RHG raises £60k for hospice charity
Random House has raised mor...
In depth: New Adult
If last year’s erotic...
Argentine import laws stifling digital sales
The Argentine government&rs...
HMRC needs to apply rules to Amazon
Keith Smith from Warwick an...
Avon plans free e-book giveaway
HarperCollins imprint Avon ...
Bezos tops Guardian book trade power list
26.09.11 | Graeme Neill
Amazon c.e.o. Jeff Bezos has been named as the most powerful man in books in a Guardian and Observer "power list" of the 100 key people in the trade.
Heads of houses from publishing's four biggest companies all make the top 20, with 23 publishers and editors listed overall. Hachette UK c.e.o. Tim Hely Hutchinson is fifth, Random House chair and c.e.o. Gail Rebuck is ninth, Penguin Group c.e.o. John Makinson and Penguin UK c.e.o. Tom Weldon are jointly at 13 and HarperCollins c.e.o. and publisher Victoria Barnsley is 15th.
However, the newspaper felt Waterstone's m.d. James Daunt and owner Alexander Mamut are more powerful than the publishing quintet, placing the pair jointly at fourth. The paper said Daunt has already taken some "fairly radical steps" and added: "Publishers have been virtually unanimous in their support for Daunt and, given his get-up-and-go, customers won't have to wait too long to give their verdict."
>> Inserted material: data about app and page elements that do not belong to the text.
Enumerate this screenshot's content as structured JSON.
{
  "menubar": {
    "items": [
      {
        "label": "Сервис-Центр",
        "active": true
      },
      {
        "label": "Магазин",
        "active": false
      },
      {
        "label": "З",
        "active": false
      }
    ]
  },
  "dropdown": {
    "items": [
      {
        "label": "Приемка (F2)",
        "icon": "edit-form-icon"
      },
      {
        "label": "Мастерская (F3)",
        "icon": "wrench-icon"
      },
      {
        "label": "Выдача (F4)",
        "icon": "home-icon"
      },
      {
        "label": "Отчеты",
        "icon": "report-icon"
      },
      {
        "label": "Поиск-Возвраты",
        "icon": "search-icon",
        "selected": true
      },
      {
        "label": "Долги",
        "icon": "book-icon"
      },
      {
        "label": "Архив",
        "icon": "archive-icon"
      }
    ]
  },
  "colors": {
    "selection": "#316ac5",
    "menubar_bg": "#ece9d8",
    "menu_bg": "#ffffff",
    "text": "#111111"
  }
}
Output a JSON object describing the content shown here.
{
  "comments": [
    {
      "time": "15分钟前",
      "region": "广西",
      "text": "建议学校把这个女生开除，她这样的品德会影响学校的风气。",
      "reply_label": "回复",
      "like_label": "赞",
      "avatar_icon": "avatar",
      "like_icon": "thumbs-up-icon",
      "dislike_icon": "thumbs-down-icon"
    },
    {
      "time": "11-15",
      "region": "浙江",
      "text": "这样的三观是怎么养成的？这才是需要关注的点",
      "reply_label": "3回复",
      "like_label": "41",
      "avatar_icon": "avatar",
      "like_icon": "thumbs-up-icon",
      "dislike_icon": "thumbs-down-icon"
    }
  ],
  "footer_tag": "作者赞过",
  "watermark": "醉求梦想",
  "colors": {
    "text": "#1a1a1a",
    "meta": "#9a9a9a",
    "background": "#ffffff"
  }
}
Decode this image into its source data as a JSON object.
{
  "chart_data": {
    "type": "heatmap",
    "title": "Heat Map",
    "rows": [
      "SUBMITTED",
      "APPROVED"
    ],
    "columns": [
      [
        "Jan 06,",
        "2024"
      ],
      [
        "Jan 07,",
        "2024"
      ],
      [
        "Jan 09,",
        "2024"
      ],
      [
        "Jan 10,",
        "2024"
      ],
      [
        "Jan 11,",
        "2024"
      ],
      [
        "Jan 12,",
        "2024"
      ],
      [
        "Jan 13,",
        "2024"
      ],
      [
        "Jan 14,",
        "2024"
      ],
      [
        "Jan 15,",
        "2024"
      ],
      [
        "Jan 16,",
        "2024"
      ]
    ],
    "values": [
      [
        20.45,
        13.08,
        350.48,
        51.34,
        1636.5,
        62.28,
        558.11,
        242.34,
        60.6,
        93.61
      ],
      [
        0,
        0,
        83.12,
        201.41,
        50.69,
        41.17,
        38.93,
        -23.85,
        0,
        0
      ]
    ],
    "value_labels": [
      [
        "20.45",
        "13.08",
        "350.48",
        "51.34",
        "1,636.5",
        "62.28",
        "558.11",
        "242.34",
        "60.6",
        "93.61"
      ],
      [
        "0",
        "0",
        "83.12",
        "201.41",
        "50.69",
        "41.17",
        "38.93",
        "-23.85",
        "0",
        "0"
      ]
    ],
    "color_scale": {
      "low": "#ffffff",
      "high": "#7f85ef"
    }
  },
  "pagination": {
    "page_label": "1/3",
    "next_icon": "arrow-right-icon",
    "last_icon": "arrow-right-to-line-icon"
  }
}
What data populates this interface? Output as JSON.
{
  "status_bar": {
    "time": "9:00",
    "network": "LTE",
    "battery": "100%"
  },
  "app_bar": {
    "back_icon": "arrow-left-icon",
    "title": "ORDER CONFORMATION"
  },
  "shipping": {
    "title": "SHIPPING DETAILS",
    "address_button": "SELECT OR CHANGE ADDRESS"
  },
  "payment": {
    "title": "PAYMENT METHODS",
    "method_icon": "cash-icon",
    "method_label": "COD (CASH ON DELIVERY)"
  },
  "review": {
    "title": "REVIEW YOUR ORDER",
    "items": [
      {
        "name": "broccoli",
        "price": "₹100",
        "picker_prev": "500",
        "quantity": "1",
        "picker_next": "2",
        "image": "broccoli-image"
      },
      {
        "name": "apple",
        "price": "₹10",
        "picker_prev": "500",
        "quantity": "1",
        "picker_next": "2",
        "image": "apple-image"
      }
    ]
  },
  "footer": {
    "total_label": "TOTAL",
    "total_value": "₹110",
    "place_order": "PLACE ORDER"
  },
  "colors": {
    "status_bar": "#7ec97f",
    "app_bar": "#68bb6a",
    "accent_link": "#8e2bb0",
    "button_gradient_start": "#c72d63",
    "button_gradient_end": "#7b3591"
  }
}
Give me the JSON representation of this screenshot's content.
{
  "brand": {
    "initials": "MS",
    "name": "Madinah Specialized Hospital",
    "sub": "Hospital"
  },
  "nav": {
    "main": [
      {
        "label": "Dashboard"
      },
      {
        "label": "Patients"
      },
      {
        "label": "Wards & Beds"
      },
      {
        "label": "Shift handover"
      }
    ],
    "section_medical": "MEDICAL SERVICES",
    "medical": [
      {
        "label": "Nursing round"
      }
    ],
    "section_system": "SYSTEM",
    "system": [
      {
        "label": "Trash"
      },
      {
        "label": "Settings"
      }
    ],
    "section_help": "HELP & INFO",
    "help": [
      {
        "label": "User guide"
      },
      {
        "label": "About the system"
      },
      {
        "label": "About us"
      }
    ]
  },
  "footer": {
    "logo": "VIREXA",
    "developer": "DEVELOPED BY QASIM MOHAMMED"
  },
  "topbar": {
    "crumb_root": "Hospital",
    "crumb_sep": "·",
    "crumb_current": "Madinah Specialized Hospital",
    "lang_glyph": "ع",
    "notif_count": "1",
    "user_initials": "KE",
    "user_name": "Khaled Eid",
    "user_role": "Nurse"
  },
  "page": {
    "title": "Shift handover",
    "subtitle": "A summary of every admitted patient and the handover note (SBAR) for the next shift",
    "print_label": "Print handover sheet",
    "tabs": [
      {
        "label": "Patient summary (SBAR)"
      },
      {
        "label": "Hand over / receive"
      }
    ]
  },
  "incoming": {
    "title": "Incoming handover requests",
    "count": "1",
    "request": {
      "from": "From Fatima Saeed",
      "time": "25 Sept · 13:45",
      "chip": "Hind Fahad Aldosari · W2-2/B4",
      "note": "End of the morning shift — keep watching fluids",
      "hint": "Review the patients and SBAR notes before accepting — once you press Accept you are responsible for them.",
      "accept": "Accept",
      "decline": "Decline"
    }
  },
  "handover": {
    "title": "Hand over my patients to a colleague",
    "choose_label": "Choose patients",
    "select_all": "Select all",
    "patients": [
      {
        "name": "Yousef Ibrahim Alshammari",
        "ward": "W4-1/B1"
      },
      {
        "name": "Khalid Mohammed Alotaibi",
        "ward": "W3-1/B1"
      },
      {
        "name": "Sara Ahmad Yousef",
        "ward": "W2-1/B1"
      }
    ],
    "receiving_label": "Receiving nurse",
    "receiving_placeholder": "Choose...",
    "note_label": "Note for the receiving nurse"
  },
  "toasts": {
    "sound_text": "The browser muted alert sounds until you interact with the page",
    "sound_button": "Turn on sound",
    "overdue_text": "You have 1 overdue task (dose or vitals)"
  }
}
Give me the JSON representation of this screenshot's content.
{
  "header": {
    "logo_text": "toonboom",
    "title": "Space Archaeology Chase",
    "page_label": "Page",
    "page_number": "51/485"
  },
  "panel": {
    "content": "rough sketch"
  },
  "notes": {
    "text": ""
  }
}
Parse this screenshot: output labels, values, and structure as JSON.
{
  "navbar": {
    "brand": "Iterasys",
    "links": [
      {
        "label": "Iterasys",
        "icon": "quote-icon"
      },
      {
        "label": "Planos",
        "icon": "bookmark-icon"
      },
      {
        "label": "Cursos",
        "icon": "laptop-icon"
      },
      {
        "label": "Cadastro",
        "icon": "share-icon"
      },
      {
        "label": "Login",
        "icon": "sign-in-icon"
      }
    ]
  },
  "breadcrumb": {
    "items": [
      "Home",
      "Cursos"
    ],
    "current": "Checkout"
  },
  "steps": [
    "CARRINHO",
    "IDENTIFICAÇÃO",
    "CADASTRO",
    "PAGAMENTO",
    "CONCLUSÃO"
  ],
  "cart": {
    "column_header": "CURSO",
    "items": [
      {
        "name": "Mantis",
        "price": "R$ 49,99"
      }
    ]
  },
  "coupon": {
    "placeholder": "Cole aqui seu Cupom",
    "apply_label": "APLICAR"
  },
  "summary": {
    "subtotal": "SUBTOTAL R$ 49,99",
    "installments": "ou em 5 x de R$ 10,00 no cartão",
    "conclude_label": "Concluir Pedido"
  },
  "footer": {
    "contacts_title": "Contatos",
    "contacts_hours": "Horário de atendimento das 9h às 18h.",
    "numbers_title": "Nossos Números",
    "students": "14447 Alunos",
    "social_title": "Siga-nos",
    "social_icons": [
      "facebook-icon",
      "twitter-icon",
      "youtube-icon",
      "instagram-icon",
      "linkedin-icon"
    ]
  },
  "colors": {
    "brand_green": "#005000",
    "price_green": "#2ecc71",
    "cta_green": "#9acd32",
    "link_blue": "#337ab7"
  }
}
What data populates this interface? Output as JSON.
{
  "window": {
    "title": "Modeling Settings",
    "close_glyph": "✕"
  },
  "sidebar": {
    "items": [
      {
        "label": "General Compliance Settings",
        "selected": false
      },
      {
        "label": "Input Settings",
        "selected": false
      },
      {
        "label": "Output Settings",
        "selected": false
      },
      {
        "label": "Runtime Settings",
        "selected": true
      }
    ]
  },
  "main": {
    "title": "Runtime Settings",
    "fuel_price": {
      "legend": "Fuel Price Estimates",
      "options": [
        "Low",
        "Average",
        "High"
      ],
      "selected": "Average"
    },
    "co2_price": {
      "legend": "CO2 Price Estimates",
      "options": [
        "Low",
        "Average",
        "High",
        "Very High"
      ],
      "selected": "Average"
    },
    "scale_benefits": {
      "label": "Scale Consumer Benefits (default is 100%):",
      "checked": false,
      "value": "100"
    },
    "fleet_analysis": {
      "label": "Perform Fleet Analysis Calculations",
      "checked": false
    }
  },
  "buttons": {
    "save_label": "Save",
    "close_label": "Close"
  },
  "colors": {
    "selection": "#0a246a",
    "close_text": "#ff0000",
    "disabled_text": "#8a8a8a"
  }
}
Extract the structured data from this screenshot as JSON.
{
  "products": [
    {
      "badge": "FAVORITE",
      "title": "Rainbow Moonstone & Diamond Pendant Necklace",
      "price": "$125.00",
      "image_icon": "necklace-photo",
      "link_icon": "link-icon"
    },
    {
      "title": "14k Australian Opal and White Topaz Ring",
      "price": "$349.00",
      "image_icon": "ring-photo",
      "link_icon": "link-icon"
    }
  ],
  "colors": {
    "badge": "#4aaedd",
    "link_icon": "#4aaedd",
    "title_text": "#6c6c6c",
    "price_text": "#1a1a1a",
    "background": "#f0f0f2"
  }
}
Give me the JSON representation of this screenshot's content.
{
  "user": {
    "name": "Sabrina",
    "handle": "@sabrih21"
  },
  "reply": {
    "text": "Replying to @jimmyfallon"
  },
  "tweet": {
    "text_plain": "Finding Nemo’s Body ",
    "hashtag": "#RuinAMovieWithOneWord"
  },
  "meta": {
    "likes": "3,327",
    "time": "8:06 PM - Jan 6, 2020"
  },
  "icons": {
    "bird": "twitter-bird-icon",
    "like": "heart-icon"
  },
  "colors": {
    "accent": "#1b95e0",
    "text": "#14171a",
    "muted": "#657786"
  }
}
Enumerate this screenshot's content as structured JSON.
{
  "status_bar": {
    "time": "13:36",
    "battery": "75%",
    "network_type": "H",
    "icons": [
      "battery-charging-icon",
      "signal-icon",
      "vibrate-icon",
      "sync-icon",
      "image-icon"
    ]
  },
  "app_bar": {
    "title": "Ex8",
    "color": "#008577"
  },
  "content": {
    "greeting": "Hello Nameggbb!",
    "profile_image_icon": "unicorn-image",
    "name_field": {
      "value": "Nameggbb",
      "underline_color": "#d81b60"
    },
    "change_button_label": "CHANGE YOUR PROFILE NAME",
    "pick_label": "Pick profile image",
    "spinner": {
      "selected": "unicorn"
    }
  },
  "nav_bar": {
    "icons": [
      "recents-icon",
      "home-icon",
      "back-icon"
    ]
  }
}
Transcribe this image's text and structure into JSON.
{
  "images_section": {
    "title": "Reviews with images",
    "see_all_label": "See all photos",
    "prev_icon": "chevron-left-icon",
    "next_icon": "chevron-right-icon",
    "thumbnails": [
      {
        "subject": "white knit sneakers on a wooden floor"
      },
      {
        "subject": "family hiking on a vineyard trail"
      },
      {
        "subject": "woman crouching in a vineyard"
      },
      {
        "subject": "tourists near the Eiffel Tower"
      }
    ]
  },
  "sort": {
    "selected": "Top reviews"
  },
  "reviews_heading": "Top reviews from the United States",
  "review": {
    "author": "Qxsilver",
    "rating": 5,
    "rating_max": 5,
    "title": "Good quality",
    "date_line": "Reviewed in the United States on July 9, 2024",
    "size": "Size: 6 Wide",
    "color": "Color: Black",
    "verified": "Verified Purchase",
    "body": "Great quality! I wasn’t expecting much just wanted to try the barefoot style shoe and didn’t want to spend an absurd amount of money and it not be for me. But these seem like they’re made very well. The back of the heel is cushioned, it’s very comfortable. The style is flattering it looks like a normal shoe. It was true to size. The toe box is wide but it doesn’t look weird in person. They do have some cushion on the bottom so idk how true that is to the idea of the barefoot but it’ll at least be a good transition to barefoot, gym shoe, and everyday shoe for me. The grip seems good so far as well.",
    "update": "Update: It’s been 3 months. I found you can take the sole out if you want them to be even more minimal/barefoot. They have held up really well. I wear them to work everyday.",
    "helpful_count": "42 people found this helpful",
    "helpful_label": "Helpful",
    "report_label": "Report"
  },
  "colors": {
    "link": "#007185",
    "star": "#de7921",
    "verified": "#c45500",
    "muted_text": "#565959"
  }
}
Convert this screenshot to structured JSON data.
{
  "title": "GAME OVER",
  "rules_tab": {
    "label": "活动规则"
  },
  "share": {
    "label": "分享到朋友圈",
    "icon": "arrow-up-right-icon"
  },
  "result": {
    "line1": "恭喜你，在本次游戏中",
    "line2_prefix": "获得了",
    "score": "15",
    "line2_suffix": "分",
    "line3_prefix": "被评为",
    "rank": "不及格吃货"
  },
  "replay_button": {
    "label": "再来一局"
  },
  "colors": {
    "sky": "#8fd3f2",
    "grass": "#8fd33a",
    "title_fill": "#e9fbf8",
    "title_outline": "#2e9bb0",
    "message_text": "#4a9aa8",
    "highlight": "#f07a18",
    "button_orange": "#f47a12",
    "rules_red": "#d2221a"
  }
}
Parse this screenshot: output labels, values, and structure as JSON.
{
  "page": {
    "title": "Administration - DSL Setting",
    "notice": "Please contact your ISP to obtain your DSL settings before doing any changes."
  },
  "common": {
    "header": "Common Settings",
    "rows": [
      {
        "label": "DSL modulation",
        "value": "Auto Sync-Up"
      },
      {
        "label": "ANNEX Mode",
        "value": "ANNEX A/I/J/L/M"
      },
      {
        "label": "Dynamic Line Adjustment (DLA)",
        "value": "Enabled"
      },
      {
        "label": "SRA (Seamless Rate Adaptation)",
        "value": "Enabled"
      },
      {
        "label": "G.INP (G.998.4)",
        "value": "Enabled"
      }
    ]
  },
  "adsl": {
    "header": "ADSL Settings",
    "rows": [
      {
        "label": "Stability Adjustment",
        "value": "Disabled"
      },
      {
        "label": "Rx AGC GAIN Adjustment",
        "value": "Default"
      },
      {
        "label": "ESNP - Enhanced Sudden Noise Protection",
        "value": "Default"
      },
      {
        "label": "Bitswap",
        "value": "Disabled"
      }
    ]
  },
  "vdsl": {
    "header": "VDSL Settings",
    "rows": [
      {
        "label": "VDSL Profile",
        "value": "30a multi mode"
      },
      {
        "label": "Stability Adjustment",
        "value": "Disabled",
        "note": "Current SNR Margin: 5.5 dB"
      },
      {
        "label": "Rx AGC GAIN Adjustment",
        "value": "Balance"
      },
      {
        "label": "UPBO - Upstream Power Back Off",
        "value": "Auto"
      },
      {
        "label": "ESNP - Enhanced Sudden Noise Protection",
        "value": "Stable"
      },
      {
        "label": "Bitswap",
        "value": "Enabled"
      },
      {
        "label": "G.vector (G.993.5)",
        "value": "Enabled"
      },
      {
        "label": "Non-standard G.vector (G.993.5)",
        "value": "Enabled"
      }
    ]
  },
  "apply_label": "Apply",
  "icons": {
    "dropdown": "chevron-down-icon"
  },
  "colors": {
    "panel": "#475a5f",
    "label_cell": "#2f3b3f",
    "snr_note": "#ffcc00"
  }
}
W H Smith c.e.o. Kate Swann is placed at number seven and is hailed for her cost-cutting focus on profitability, which turned the business around. Tesco misses out on the top 10, with book buyers Rachel Harcourt and Garry Blackman at number 12. Six retailers in total make the top 100: these plus The Book People and Foyles.
Bezos' position at the top of the pile is largely due to the success of the Kindle. The paper said: "With a digital library service and the Tablet, which Bezos hopes will rival Apple's iPad, both in the offing, plus a rapidly burgeoning self-publishing programme that has been the making of several hitherto-unknown writers, Amazon's assault on traditional bookselling looks set to continue for some while yet." The top 10 is heavy on digital pioneers with Google c.e.o. Larry Page at number three and newly appointed Apple c.e.o. Tim Cook at number 10.
Penguin is seen as having the two most powerful publishers in London with Penguin Press publishing director Stuart Profitt (33) and Hamish Hamilton publishing director Simon Prosser (36) placed highest among trade figures who are not running their own companies. There are also slots for Vintage Publishing publisher Dan Franklin (40); Granta publisher Sigrid Rausing (43); Bloomsbury editor-in-chief Alexandra Pringle (55); Virago publisher Lennie Goodings (65); Quercus publisher Christopher Maclehose (70);Atlantic publishing director Ravi Mirchandani (75); and Fourth Estate publisher Nick Pearson (77).
The most powerful agent is Andrew Wylie, at 14. The paper said: "Defenders say what drives Wylie is literary quality, not money or rivalry." Ed Victor places next highest at 23 with RCW's Deborah Rogers (44) and Peter Straus (87), and PFD's Caroline Michel (90).
Unsurprisingly, authors dominate the top 100 with J K Rowling (2), James Patterson (6) and Jamie Oliver (8) all making the top 10.
The top 100 follows The Bookseller's Century of 100 key figures in the trade, which has appeared annually since 2009.